** Material for the task follows **

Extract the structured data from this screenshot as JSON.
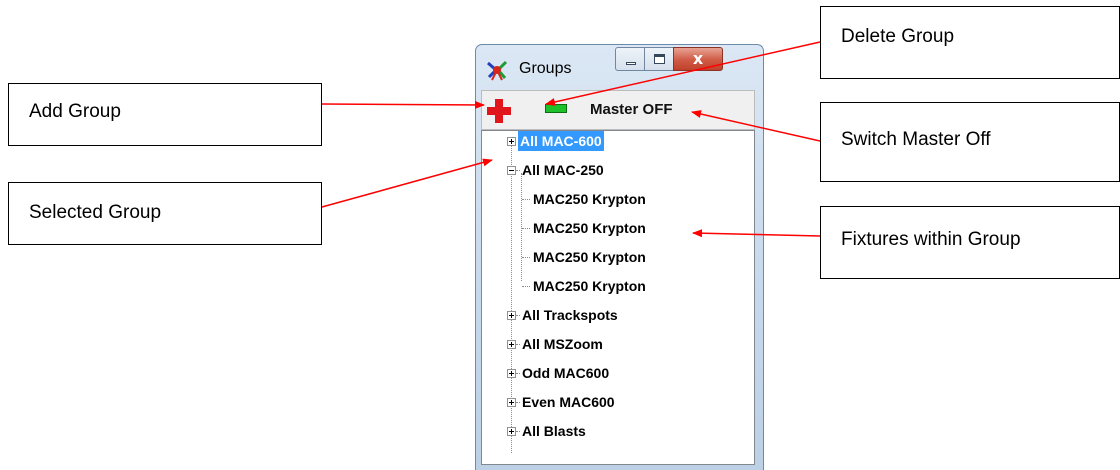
{
  "window": {
    "title": "Groups",
    "close_glyph": "x"
  },
  "toolbar": {
    "master_label": "Master OFF"
  },
  "tree": {
    "items": [
      {
        "label": "All MAC-600",
        "selected": true,
        "expanded": false
      },
      {
        "label": "All MAC-250",
        "expanded": true
      },
      {
        "label": "MAC250 Krypton",
        "child": true
      },
      {
        "label": "MAC250 Krypton",
        "child": true
      },
      {
        "label": "MAC250 Krypton",
        "child": true
      },
      {
        "label": "MAC250 Krypton",
        "child": true
      },
      {
        "label": "All Trackspots",
        "expanded": false
      },
      {
        "label": "All MSZoom",
        "expanded": false
      },
      {
        "label": "Odd MAC600",
        "expanded": false
      },
      {
        "label": "Even MAC600",
        "expanded": false
      },
      {
        "label": "All Blasts",
        "expanded": false
      }
    ]
  },
  "callouts": {
    "add_group": "Add Group",
    "selected_group": "Selected Group",
    "delete_group": "Delete Group",
    "switch_master_off": "Switch Master Off",
    "fixtures_within_group": "Fixtures within Group"
  },
  "colors": {
    "arrow": "#ff0000",
    "selection": "#3399ff",
    "add_icon": "#e0161c",
    "delete_icon": "#1ec12a",
    "close_button": "#cf5b45"
  },
  "icons": {
    "app": "spotlight-icon",
    "add": "plus-icon",
    "delete": "minus-icon",
    "minimize": "minimize-icon",
    "maximize": "maximize-icon",
    "close": "close-icon"
  }
}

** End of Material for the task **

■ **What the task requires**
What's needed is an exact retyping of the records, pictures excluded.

■ **Output of the task**
Extract the structured data from this screenshot as JSON.
{
  "window": {
    "title": "Groups",
    "close_glyph": "x"
  },
  "toolbar": {
    "master_label": "Master OFF"
  },
  "tree": {
    "items": [
      {
        "label": "All MAC-600",
        "selected": true,
        "expanded": false
      },
      {
        "label": "All MAC-250",
        "expanded": true
      },
      {
        "label": "MAC250 Krypton",
        "child": true
      },
      {
        "label": "MAC250 Krypton",
        "child": true
      },
      {
        "label": "MAC250 Krypton",
        "child": true
      },
      {
        "label": "MAC250 Krypton",
        "child": true
      },
      {
        "label": "All Trackspots",
        "expanded": false
      },
      {
        "label": "All MSZoom",
        "expanded": false
      },
      {
        "label": "Odd MAC600",
        "expanded": false
      },
      {
        "label": "Even MAC600",
        "expanded": false
      },
      {
        "label": "All Blasts",
        "expanded": false
      }
    ]
  },
  "callouts": {
    "add_group": "Add Group",
    "selected_group": "Selected Group",
    "delete_group": "Delete Group",
    "switch_master_off": "Switch Master Off",
    "fixtures_within_group": "Fixtures within Group"
  },
  "colors": {
    "arrow": "#ff0000",
    "selection": "#3399ff",
    "add_icon": "#e0161c",
    "delete_icon": "#1ec12a",
    "close_button": "#cf5b45"
  },
  "icons": {
    "app": "spotlight-icon",
    "add": "plus-icon",
    "delete": "minus-icon",
    "minimize": "minimize-icon",
    "maximize": "maximize-icon",
    "close": "close-icon"
  }
}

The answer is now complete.